DO the creative or initiatory faculties of the mind begin to wane at middle life? And would the ransacking of all historical data show that a majority of the greatest things in the world have been achieved by men under forty? To undertake anything like a positive solution of so great a problem is naturally out of the question; but one plain aspect of the matter may be shown—leaving it to the reader, or to some future writer having a passion for statistics, to determine upon which side are ranged the exceptions that prove the rule. It may be said with confidence that one fact is indisputable: We can mention no field in the broad domain of science—including astronomy, geology, biology, psychology, sociology, electromagnetism, electricity, engineering, invention, mathematics or medicine that does not owe much indeed to men of advanced years. This statement holds good of the fields also of mechanics, philosophy, statesmanship, letters, history, finance, music, art, discovery, exploration, navigation and many others.

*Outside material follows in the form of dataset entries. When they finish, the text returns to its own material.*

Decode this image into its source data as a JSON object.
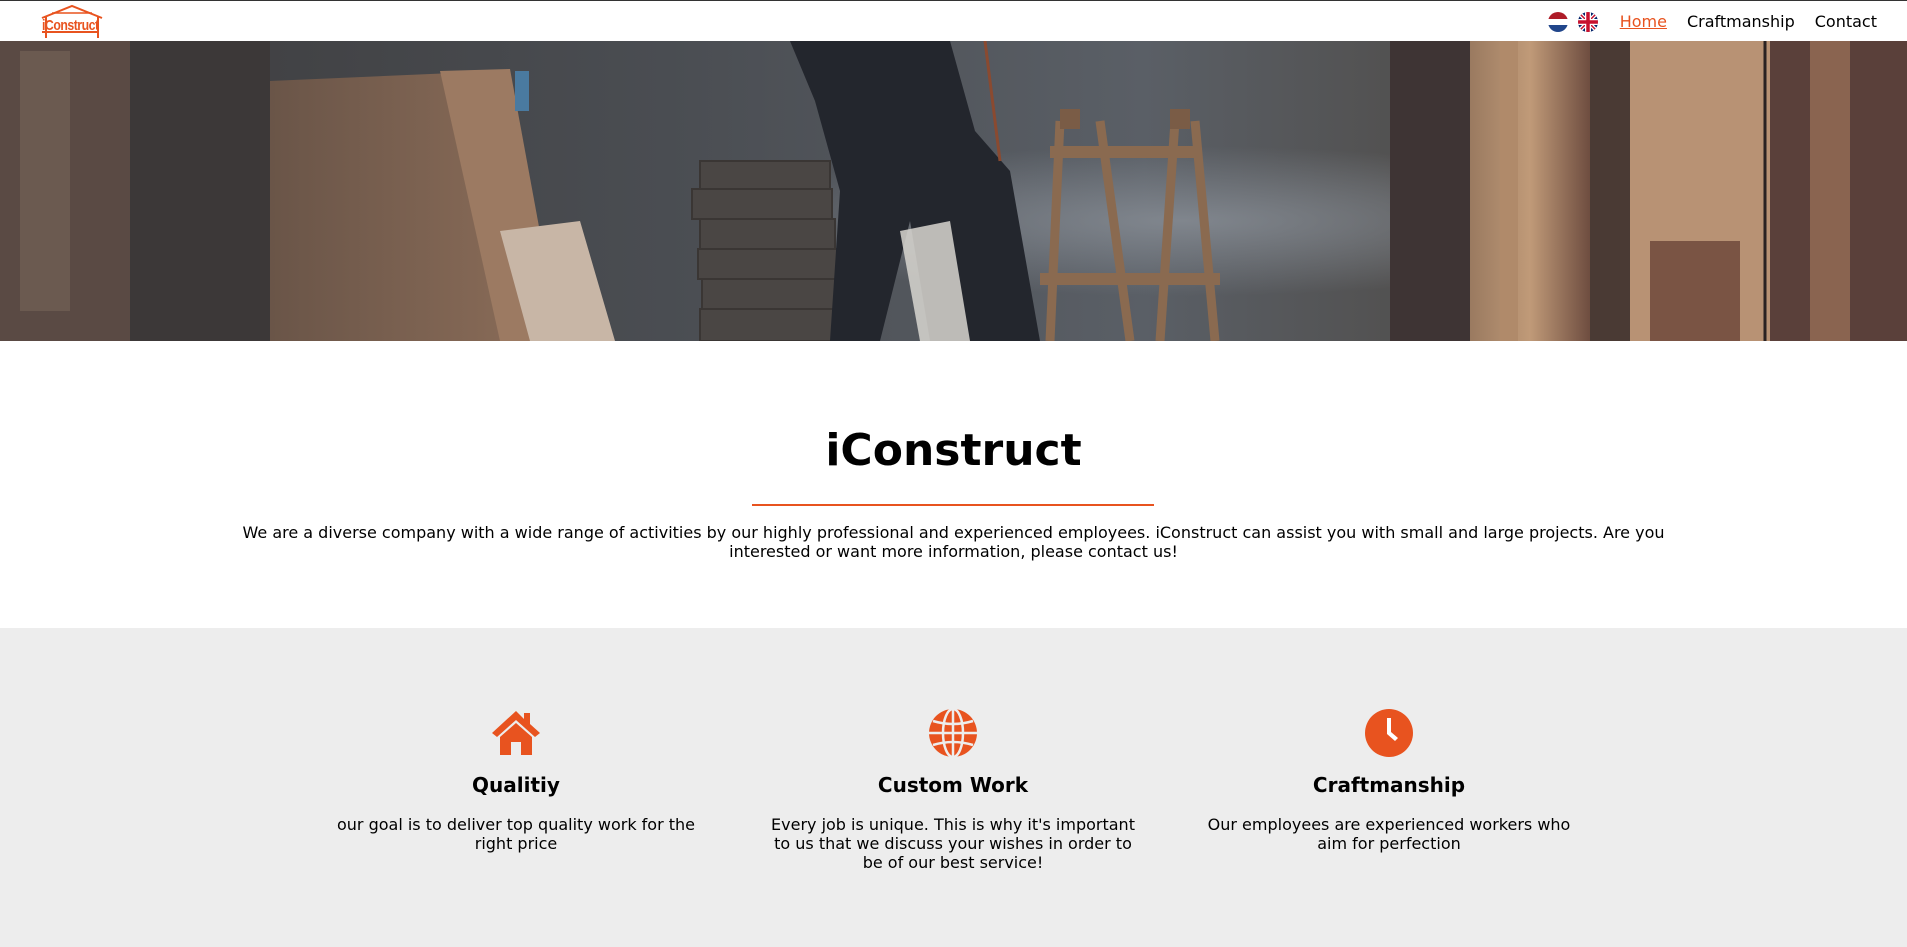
{
  "header": {
    "logo_text": "iConstruct",
    "flags": [
      {
        "name": "netherlands-flag-icon"
      },
      {
        "name": "uk-flag-icon"
      }
    ],
    "nav": [
      {
        "label": "Home",
        "active": true
      },
      {
        "label": "Craftmanship",
        "active": false
      },
      {
        "label": "Contact",
        "active": false
      }
    ]
  },
  "intro": {
    "title": "iConstruct",
    "text": "We are a diverse company with a wide range of activities by our highly professional and experienced employees. iConstruct can assist you with small and large projects. Are you interested or want more information, please contact us!"
  },
  "features": [
    {
      "icon": "house-icon",
      "title": "Qualitiy",
      "text": "our goal is to deliver top quality work for the right price"
    },
    {
      "icon": "globe-icon",
      "title": "Custom Work",
      "text": "Every job is unique. This is why it's important to us that we discuss your wishes in order to be of our best service!"
    },
    {
      "icon": "clock-icon",
      "title": "Craftmanship",
      "text": "Our employees are experienced workers who aim for perfection"
    }
  ],
  "colors": {
    "accent": "#e8531f",
    "features_bg": "#ededed"
  }
}
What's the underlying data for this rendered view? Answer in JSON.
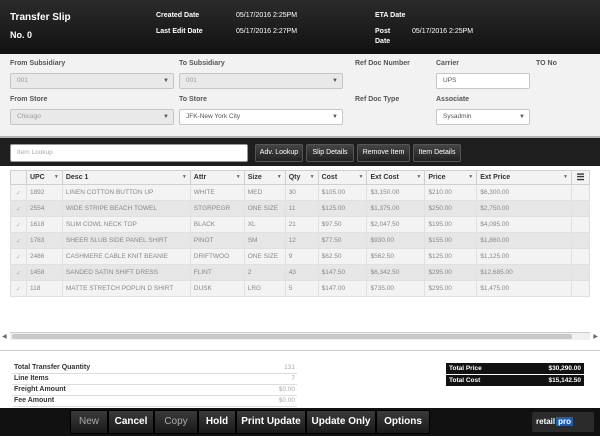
{
  "header": {
    "title": "Transfer Slip",
    "number": "No. 0",
    "created_label": "Created Date",
    "created_value": "05/17/2016 2:25PM",
    "last_edit_label": "Last Edit Date",
    "last_edit_value": "05/17/2016 2:27PM",
    "eta_label": "ETA Date",
    "eta_value": "",
    "post_label_1": "Post",
    "post_label_2": "Date",
    "post_value": "05/17/2016 2:25PM"
  },
  "form": {
    "from_subsidiary_label": "From Subsidiary",
    "from_subsidiary_value": "001",
    "to_subsidiary_label": "To Subsidiary",
    "to_subsidiary_value": "001",
    "ref_doc_number_label": "Ref Doc Number",
    "carrier_label": "Carrier",
    "carrier_value": "UPS",
    "to_no_label": "TO No",
    "from_store_label": "From Store",
    "from_store_value": "Chicago",
    "to_store_label": "To Store",
    "to_store_value": "JFK-New York City",
    "ref_doc_type_label": "Ref Doc Type",
    "associate_label": "Associate",
    "associate_value": "Sysadmin"
  },
  "toolbar": {
    "lookup_placeholder": "Item Lookup",
    "adv_lookup": "Adv. Lookup",
    "slip_details": "Slip Details",
    "remove_item": "Remove Item",
    "item_details": "Item Details"
  },
  "grid": {
    "columns": [
      "UPC",
      "Desc 1",
      "Attr",
      "Size",
      "Qty",
      "Cost",
      "Ext Cost",
      "Price",
      "Ext Price"
    ],
    "rows": [
      [
        "1892",
        "LINEN COTTON BUTTON UP",
        "WHITE",
        "MED",
        "30",
        "$105.00",
        "$3,150.00",
        "$210.00",
        "$6,300.00"
      ],
      [
        "2554",
        "WIDE STRIPE BEACH TOWEL",
        "STGRPEGR",
        "ONE SIZE",
        "11",
        "$125.00",
        "$1,375.00",
        "$250.00",
        "$2,750.00"
      ],
      [
        "1618",
        "SLIM COWL NECK TOP",
        "BLACK",
        "XL",
        "21",
        "$97.50",
        "$2,047.50",
        "$195.00",
        "$4,095.00"
      ],
      [
        "1783",
        "SHEER SLUB SIDE PANEL SHIRT",
        "PINOT",
        "SM",
        "12",
        "$77.50",
        "$930.00",
        "$155.00",
        "$1,860.00"
      ],
      [
        "2486",
        "CASHMERE CABLE KNIT BEANIE",
        "DRIFTWOO",
        "ONE SIZE",
        "9",
        "$62.50",
        "$562.50",
        "$125.00",
        "$1,125.00"
      ],
      [
        "1458",
        "SANDED SATIN SHIFT DRESS",
        "FLINT",
        "2",
        "43",
        "$147.50",
        "$6,342.50",
        "$295.00",
        "$12,685.00"
      ],
      [
        "118",
        "MATTE STRETCH POPLIN D SHIRT",
        "DUSK",
        "LRG",
        "5",
        "$147.00",
        "$735.00",
        "$295.00",
        "$1,475.00"
      ]
    ]
  },
  "summary": {
    "total_transfer_qty_label": "Total Transfer Quantity",
    "total_transfer_qty_value": "131",
    "line_items_label": "Line Items",
    "line_items_value": "7",
    "freight_label": "Freight Amount",
    "freight_value": "$0.00",
    "fee_label": "Fee Amount",
    "fee_value": "$0.00",
    "total_price_label": "Total Price",
    "total_price_value": "$30,290.00",
    "total_cost_label": "Total Cost",
    "total_cost_value": "$15,142.50"
  },
  "bottom_bar": {
    "new": "New",
    "cancel": "Cancel",
    "copy": "Copy",
    "hold": "Hold",
    "print_update": "Print Update",
    "update_only": "Update Only",
    "options": "Options",
    "logo_a": "retail",
    "logo_b": "pro"
  }
}
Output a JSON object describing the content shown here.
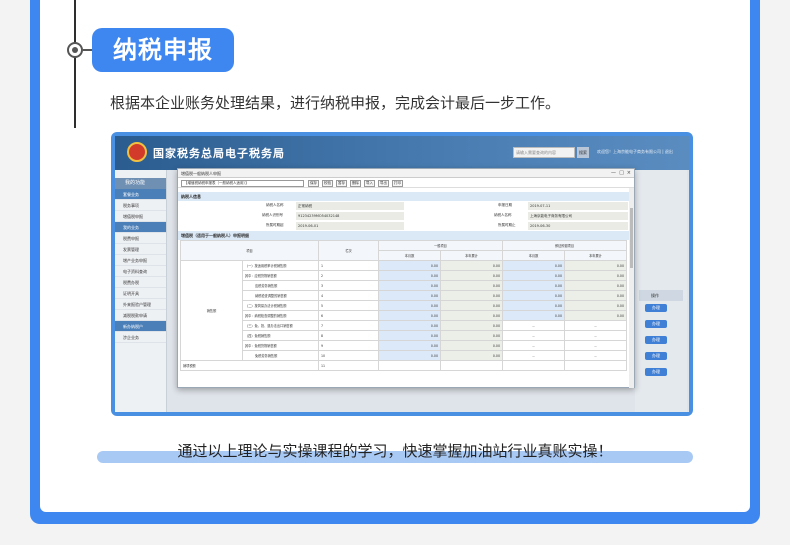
{
  "section": {
    "title": "纳税申报",
    "intro": "根据本企业账务处理结果，进行纳税申报，完成会计最后一步工作。",
    "footer": "通过以上理论与实操课程的学习，快速掌握加油站行业真账实操！"
  },
  "portal": {
    "site_title": "国家税务总局电子税务局",
    "search_placeholder": "请输入需要查询的内容",
    "search_button": "搜索",
    "user_text": "欢迎您！上海京能电子商务有限公司 | 退出",
    "sidebar": {
      "header": "我的功能",
      "groups": [
        {
          "label": "套餐业务",
          "items": [
            "税务事项",
            "增值税申报"
          ]
        },
        {
          "label": "我的业务",
          "items": [
            "税费申报",
            "发票管理",
            "增产业务申报",
            "电子资料查询",
            "税费办税",
            "证明开具",
            "外来报验户管理",
            "减税税款申请"
          ]
        },
        {
          "label": "新办纳税户",
          "items": [
            "涉企业务"
          ]
        }
      ]
    },
    "right_header": "操作",
    "right_buttons": [
      "办理",
      "办理",
      "办理",
      "办理",
      "办理"
    ],
    "colors": {
      "accent": "#3f87f0",
      "portal_header": "#2b5c8f"
    }
  },
  "dialog": {
    "title": "增值税一般纳税人申报",
    "controls": [
      "—",
      "□",
      "×"
    ],
    "form_select": "【增值税纳税申报表（一般纳税人适用）】",
    "toolbar": [
      "保存",
      "校验",
      "暂存",
      "删除",
      "导入",
      "导出",
      "打印"
    ],
    "basic_section": "纳税人信息",
    "basic_rows": [
      {
        "l1": "纳税人名称",
        "v1": "正常纳税",
        "l2": "申报日期",
        "v2": "2019-07-11"
      },
      {
        "l1": "纳税人识别号",
        "v1": "91234239MO54032148",
        "l2": "纳税人名称",
        "v2": "上海京能电子商务有限公司"
      },
      {
        "l1": "所属时期起",
        "v1": "2019-06-01",
        "l2": "所属时期止",
        "v2": "2019-06-30"
      }
    ],
    "table_section": "增值税（适用于一般纳税人）申报明细",
    "headers": {
      "item": "项目",
      "col": "栏次",
      "general": "一般项目",
      "refund": "即征即退项目",
      "this_month": "本月数",
      "ytd": "本年累计"
    },
    "row_group": "销售额",
    "rows": [
      {
        "item": "（一）按适用税率计税销售额",
        "col": "1",
        "v": [
          "0.00",
          "0.00",
          "0.00",
          "0.00"
        ]
      },
      {
        "item": "其中：应税货物销售额",
        "col": "2",
        "v": [
          "0.00",
          "0.00",
          "0.00",
          "0.00"
        ]
      },
      {
        "item": "应税劳务销售额",
        "col": "3",
        "v": [
          "0.00",
          "0.00",
          "0.00",
          "0.00"
        ]
      },
      {
        "item": "纳税检查调整的销售额",
        "col": "4",
        "v": [
          "0.00",
          "0.00",
          "0.00",
          "0.00"
        ]
      },
      {
        "item": "（二）按简易办法计税销售额",
        "col": "5",
        "v": [
          "0.00",
          "0.00",
          "0.00",
          "0.00"
        ]
      },
      {
        "item": "其中：纳税检查调整的销售额",
        "col": "6",
        "v": [
          "0.00",
          "0.00",
          "0.00",
          "0.00"
        ]
      },
      {
        "item": "（三）免、抵、退办法出口销售额",
        "col": "7",
        "v": [
          "0.00",
          "0.00",
          "--",
          "--"
        ]
      },
      {
        "item": "（四）免税销售额",
        "col": "8",
        "v": [
          "0.00",
          "0.00",
          "--",
          "--"
        ]
      },
      {
        "item": "其中：免税货物销售额",
        "col": "9",
        "v": [
          "0.00",
          "0.00",
          "--",
          "--"
        ]
      },
      {
        "item": "免税劳务销售额",
        "col": "10",
        "v": [
          "0.00",
          "0.00",
          "--",
          "--"
        ]
      }
    ],
    "last_row": {
      "item": "销项税额",
      "col": "11"
    }
  }
}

A noteworthy beginning may be made with the five great savants who, within the hundred years just past, have given to mankind entirely new concepts, new understandings of the universe and of life; have revolutionized the greater sciences, and made it necessary to build anew from the beginning. We will take them in chronological order. Immanuel Kant died in 1804 at the age of seventy-six. His Kritik ('Critique of Pure Reason') was written, or appeared, after he had reached fifty-seven: a work of such vast comprehensiveness, such subtle, active and far-reaching intellectual resourcefulness, that the world has produced but a handful of men since his day who could fully appreciate or appraise him. His 'Contest of the Faculties' appeared when he had passed seventy. His primary formulation of the nebular hypothesis was when he was in the thirties; but much of its elaboration was concluded many years afterward. Pierre de Laplace, his coadjutor in the hypothesis which shook the world, died in 1827 at the age of seventy-eight. Laplace issued the earlier portion of his great 'Exposition du système du monde' at about the age of fifty; and the completion of this monumental work containing the nebular hypothesis was not published until he was past seventy years.

The next great step forward in enlightenment is from the field of astronomy to that of geology, and we come to Sir Charles Lyell, who